BEGIN Information supplied

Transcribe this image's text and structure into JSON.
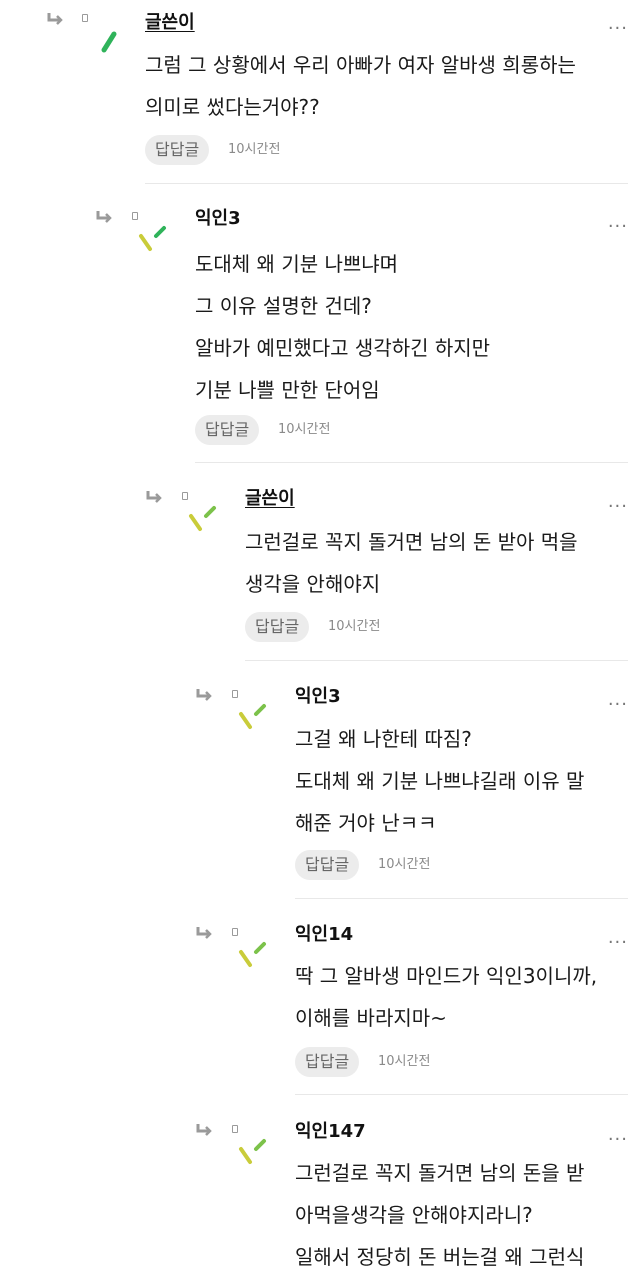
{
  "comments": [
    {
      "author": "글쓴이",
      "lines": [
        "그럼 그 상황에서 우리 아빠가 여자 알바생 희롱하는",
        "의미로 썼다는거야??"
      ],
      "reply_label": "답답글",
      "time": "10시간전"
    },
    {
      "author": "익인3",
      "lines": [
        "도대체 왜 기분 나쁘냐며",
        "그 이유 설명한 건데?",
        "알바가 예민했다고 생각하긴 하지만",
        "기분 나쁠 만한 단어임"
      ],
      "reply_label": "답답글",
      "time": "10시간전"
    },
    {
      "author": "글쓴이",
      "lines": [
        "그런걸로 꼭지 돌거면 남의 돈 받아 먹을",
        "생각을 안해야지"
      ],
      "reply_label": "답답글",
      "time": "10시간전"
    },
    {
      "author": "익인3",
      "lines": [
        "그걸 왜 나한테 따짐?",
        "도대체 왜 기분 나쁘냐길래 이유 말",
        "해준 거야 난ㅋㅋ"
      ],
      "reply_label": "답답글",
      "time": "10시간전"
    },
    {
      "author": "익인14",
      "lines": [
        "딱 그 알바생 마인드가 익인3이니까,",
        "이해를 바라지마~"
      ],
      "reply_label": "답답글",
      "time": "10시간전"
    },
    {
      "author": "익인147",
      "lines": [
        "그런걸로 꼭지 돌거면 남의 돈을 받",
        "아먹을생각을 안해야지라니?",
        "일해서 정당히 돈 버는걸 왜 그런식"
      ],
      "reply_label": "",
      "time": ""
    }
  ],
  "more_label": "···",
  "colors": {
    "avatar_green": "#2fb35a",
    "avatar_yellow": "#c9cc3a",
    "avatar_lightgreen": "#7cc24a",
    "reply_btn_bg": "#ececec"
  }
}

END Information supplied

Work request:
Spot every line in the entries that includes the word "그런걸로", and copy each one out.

Output for this task:
        "그런걸로 꼭지 돌거면 남의 돈 받아 먹을",
        "그런걸로 꼭지 돌거면 남의 돈을 받",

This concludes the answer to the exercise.